Records from a collection:

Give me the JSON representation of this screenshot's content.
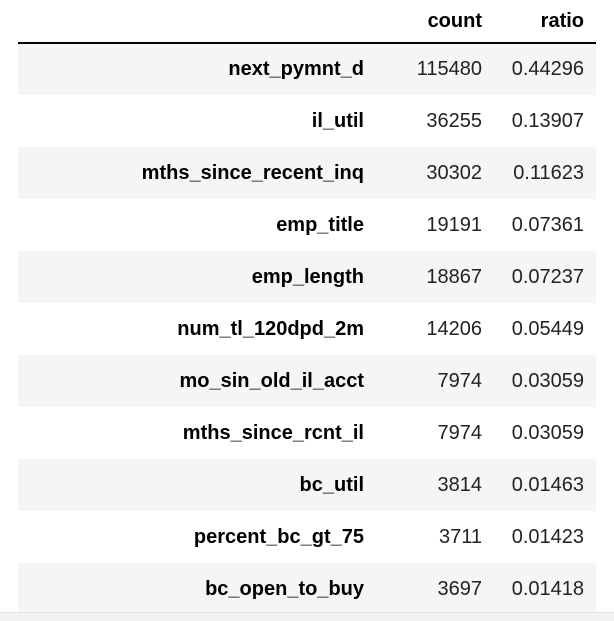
{
  "table": {
    "headers": {
      "index": "",
      "count": "count",
      "ratio": "ratio"
    },
    "rows": [
      {
        "name": "next_pymnt_d",
        "count": "115480",
        "ratio": "0.44296"
      },
      {
        "name": "il_util",
        "count": "36255",
        "ratio": "0.13907"
      },
      {
        "name": "mths_since_recent_inq",
        "count": "30302",
        "ratio": "0.11623"
      },
      {
        "name": "emp_title",
        "count": "19191",
        "ratio": "0.07361"
      },
      {
        "name": "emp_length",
        "count": "18867",
        "ratio": "0.07237"
      },
      {
        "name": "num_tl_120dpd_2m",
        "count": "14206",
        "ratio": "0.05449"
      },
      {
        "name": "mo_sin_old_il_acct",
        "count": "7974",
        "ratio": "0.03059"
      },
      {
        "name": "mths_since_rcnt_il",
        "count": "7974",
        "ratio": "0.03059"
      },
      {
        "name": "bc_util",
        "count": "3814",
        "ratio": "0.01463"
      },
      {
        "name": "percent_bc_gt_75",
        "count": "3711",
        "ratio": "0.01423"
      },
      {
        "name": "bc_open_to_buy",
        "count": "3697",
        "ratio": "0.01418"
      }
    ]
  },
  "colors": {
    "stripe": "#f5f5f5",
    "header_border": "#000000"
  }
}
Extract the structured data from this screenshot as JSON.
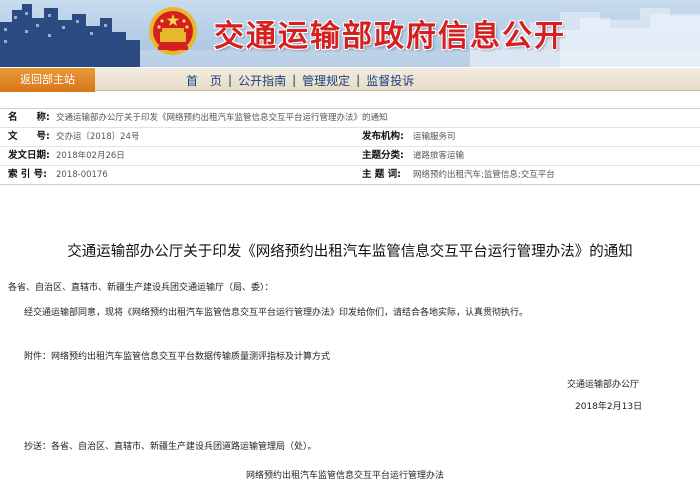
{
  "header": {
    "site_title": "交通运输部政府信息公开"
  },
  "nav": {
    "back_home": "返回部主站",
    "items": [
      {
        "label": "首　页"
      },
      {
        "label": "公开指南"
      },
      {
        "label": "管理规定"
      },
      {
        "label": "监督投诉"
      }
    ],
    "separator": "|"
  },
  "meta": {
    "rows": [
      {
        "label": "名　　称:",
        "value": "交通运输部办公厅关于印发《网络预约出租汽车监管信息交互平台运行管理办法》的通知"
      },
      {
        "label": "文　　号:",
        "value": "交办运〔2018〕24号",
        "label2": "发布机构:",
        "value2": "运输服务司"
      },
      {
        "label": "发文日期:",
        "value": "2018年02月26日",
        "label2": "主题分类:",
        "value2": "道路旅客运输"
      },
      {
        "label": "索 引 号:",
        "value": "2018-00176",
        "label2": "主 题 词:",
        "value2": "网络预约出租汽车;监管信息;交互平台"
      }
    ]
  },
  "document": {
    "title": "交通运输部办公厅关于印发《网络预约出租汽车监管信息交互平台运行管理办法》的通知",
    "salutation": "各省、自治区、直辖市、新疆生产建设兵团交通运输厅（局、委）：",
    "body": "经交通运输部同意，现将《网络预约出租汽车监管信息交互平台运行管理办法》印发给你们，请结合各地实际，认真贯彻执行。",
    "attachment": "附件：网络预约出租汽车监管信息交互平台数据传输质量测评指标及计算方式",
    "signature_org": "交通运输部办公厅",
    "signature_date": "2018年2月13日",
    "cc": "抄送：各省、自治区、直辖市、新疆生产建设兵团道路运输管理局（处）。",
    "annex_title": "网络预约出租汽车监管信息交互平台运行管理办法"
  },
  "colors": {
    "title_red": "#d42020",
    "nav_orange": "#d9761c",
    "nav_text": "#1d3f7a"
  }
}
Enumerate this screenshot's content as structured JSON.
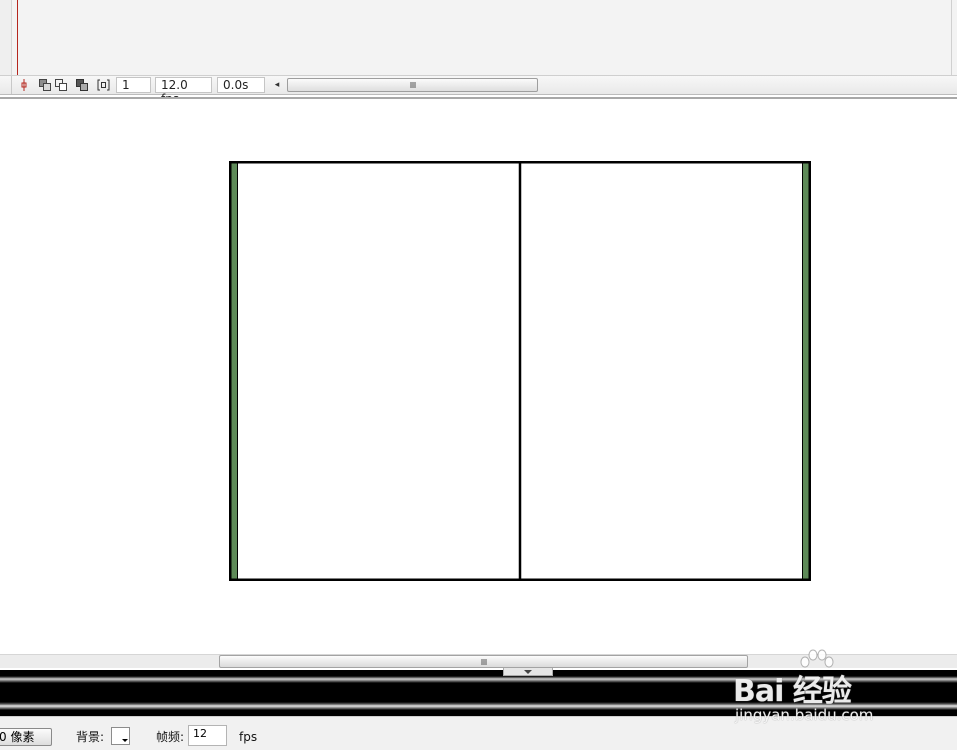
{
  "timeline": {
    "current_frame": "1",
    "frame_rate": "12.0 fps",
    "elapsed_time": "0.0s",
    "toolbar_icons": [
      "center-frame-icon",
      "onion-skin-icon",
      "onion-skin-outlines-icon",
      "edit-multiple-frames-icon",
      "modify-onion-markers-icon"
    ],
    "scroll_left_glyph": "◂",
    "playhead_color": "#b5261e"
  },
  "stage": {
    "background": "#ffffff",
    "book": {
      "border_color": "#000000",
      "spine_color": "#5e8a58",
      "page_color": "#ffffff"
    }
  },
  "properties": {
    "size_button": "0 像素",
    "background_label": "背景:",
    "background_color": "#ffffff",
    "frame_rate_label": "帧频:",
    "frame_rate_value": "12",
    "fps_unit": "fps"
  },
  "watermark": {
    "logo_text": "Bai 经验",
    "url": "jingyan.baidu.com"
  }
}
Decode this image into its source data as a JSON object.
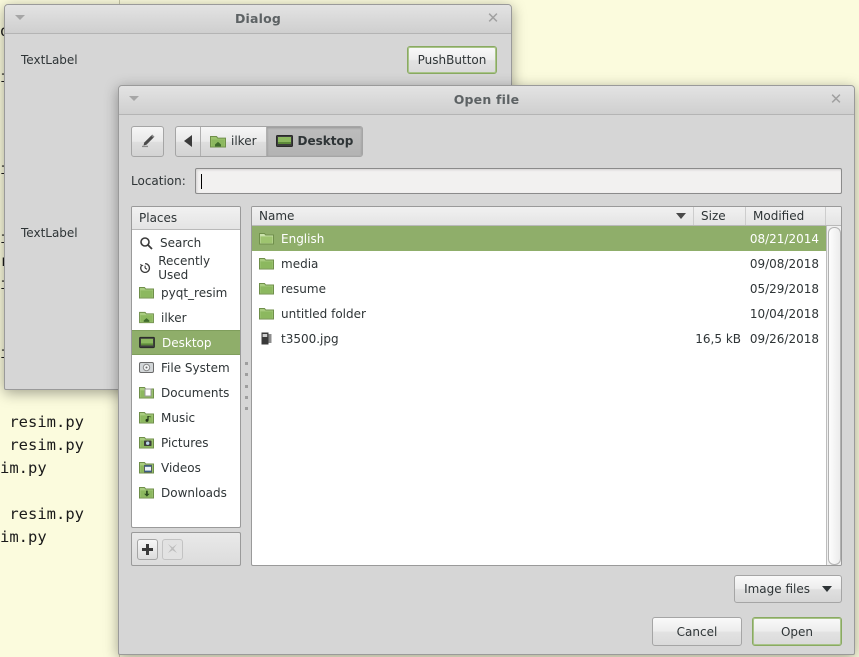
{
  "background": {
    "editor_text": "q\n\ni\n\n\n\ni\n\n\ni\nresim.py\nim.py\n\n resim.py\nim.py\n\n\n resim.py\n resim.py\nim.py\n\n resim.py\nim.py"
  },
  "dialog1": {
    "title": "Dialog",
    "menu_icon": "menu-triangle-icon",
    "close_icon": "close-icon",
    "label_top": "TextLabel",
    "label_mid": "TextLabel",
    "push_button": "PushButton"
  },
  "filedialog": {
    "title": "Open file",
    "menu_icon": "menu-triangle-icon",
    "close_icon": "close-icon",
    "toolbar": {
      "type_filename_icon": "pencil-icon",
      "back_icon": "back-arrow-icon",
      "crumbs": [
        {
          "label": "ilker",
          "icon": "home-folder-icon",
          "active": false
        },
        {
          "label": "Desktop",
          "icon": "desktop-icon",
          "active": true
        }
      ]
    },
    "location": {
      "label": "Location:",
      "value": "",
      "placeholder": ""
    },
    "places": {
      "header": "Places",
      "items": [
        {
          "label": "Search",
          "icon": "search-icon",
          "selected": false
        },
        {
          "label": "Recently Used",
          "icon": "history-icon",
          "selected": false
        },
        {
          "label": "pyqt_resim",
          "icon": "folder-icon",
          "selected": false
        },
        {
          "label": "ilker",
          "icon": "home-folder-icon",
          "selected": false
        },
        {
          "label": "Desktop",
          "icon": "desktop-icon",
          "selected": true
        },
        {
          "label": "File System",
          "icon": "harddisk-icon",
          "selected": false
        },
        {
          "label": "Documents",
          "icon": "documents-folder-icon",
          "selected": false
        },
        {
          "label": "Music",
          "icon": "music-folder-icon",
          "selected": false
        },
        {
          "label": "Pictures",
          "icon": "pictures-folder-icon",
          "selected": false
        },
        {
          "label": "Videos",
          "icon": "videos-folder-icon",
          "selected": false
        },
        {
          "label": "Downloads",
          "icon": "downloads-folder-icon",
          "selected": false
        }
      ],
      "add_icon": "plus-icon",
      "remove_icon": "cross-icon"
    },
    "filelist": {
      "columns": {
        "name": "Name",
        "size": "Size",
        "modified": "Modified"
      },
      "sort_icon": "sort-descending-icon",
      "rows": [
        {
          "name": "English",
          "size": "",
          "modified": "08/21/2014",
          "icon": "folder-icon",
          "selected": true
        },
        {
          "name": "media",
          "size": "",
          "modified": "09/08/2018",
          "icon": "folder-icon",
          "selected": false
        },
        {
          "name": "resume",
          "size": "",
          "modified": "05/29/2018",
          "icon": "folder-icon",
          "selected": false
        },
        {
          "name": "untitled folder",
          "size": "",
          "modified": "10/04/2018",
          "icon": "folder-icon",
          "selected": false
        },
        {
          "name": "t3500.jpg",
          "size": "16,5 kB",
          "modified": "09/26/2018",
          "icon": "image-file-icon",
          "selected": false
        }
      ]
    },
    "filter": {
      "value": "Image files",
      "caret_icon": "chevron-down-icon"
    },
    "buttons": {
      "cancel": "Cancel",
      "open": "Open"
    }
  },
  "colors": {
    "selection_green": "#8fae6a",
    "default_button_border": "#8aaa62",
    "window_bg": "#d6d6d6",
    "page_bg": "#fbfbdd",
    "title_text": "#5d6264"
  }
}
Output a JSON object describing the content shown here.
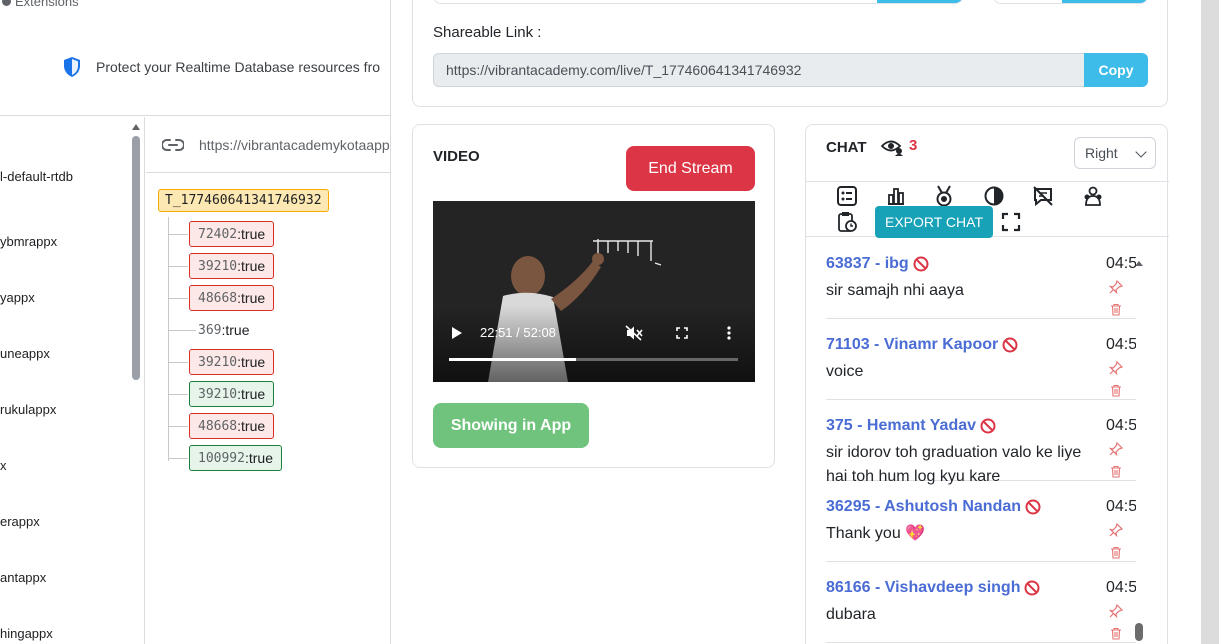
{
  "background": {
    "extensions_label": "Extensions",
    "protect_text": "Protect your Realtime Database resources fro",
    "database_list": [
      "l-default-rtdb",
      "ybmrappx",
      "yappx",
      "uneappx",
      "rukulappx",
      "x",
      "erappx",
      "antappx",
      "hingappx"
    ],
    "url": "https://vibrantacademykotaapp",
    "root_key": "T_177460641341746932",
    "nodes": [
      {
        "key": "72402",
        "value": "true",
        "state": "red"
      },
      {
        "key": "39210",
        "value": "true",
        "state": "red"
      },
      {
        "key": "48668",
        "value": "true",
        "state": "red"
      },
      {
        "key": "369",
        "value": "true",
        "state": "plain"
      },
      {
        "key": "39210",
        "value": "true",
        "state": "red"
      },
      {
        "key": "39210",
        "value": "true",
        "state": "green"
      },
      {
        "key": "48668",
        "value": "true",
        "state": "red"
      },
      {
        "key": "100992",
        "value": "true",
        "state": "green"
      }
    ]
  },
  "share": {
    "label": "Shareable Link :",
    "link": "https://vibrantacademy.com/live/T_177460641341746932",
    "copy_label": "Copy"
  },
  "video": {
    "title": "VIDEO",
    "end_label": "End Stream",
    "time": "22:51 / 52:08",
    "progress_fraction": 0.438,
    "show_label": "Showing in App"
  },
  "chat": {
    "title": "CHAT",
    "viewer_count": "3",
    "side_value": "Right",
    "export_label": "EXPORT CHAT",
    "messages": [
      {
        "user": "63837 - ibg",
        "text": "sir samajh nhi aaya",
        "time": "04:5"
      },
      {
        "user": "71103 - Vinamr Kapoor",
        "text": "voice",
        "time": "04:5"
      },
      {
        "user": "375 - Hemant Yadav",
        "text": "sir idorov toh graduation valo ke liye hai toh hum log kyu kare",
        "time": "04:5"
      },
      {
        "user": "36295 - Ashutosh Nandan",
        "text": "Thank you 💖",
        "time": "04:5"
      },
      {
        "user": "86166 - Vishavdeep singh",
        "text": "dubara",
        "time": "04:5"
      }
    ]
  },
  "colors": {
    "accent_blue": "#3dbce9",
    "danger": "#dc3545",
    "success": "#6fc37d",
    "info": "#17a2b8",
    "user_name": "#4a6cd4"
  }
}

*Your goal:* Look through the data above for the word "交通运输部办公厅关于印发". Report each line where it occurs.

*Output:*
        "value": "交通运输部办公厅关于印发《网络预约出租汽车监管信息交互平台运行管理办法》的通知"
    "title": "交通运输部办公厅关于印发《网络预约出租汽车监管信息交互平台运行管理办法》的通知",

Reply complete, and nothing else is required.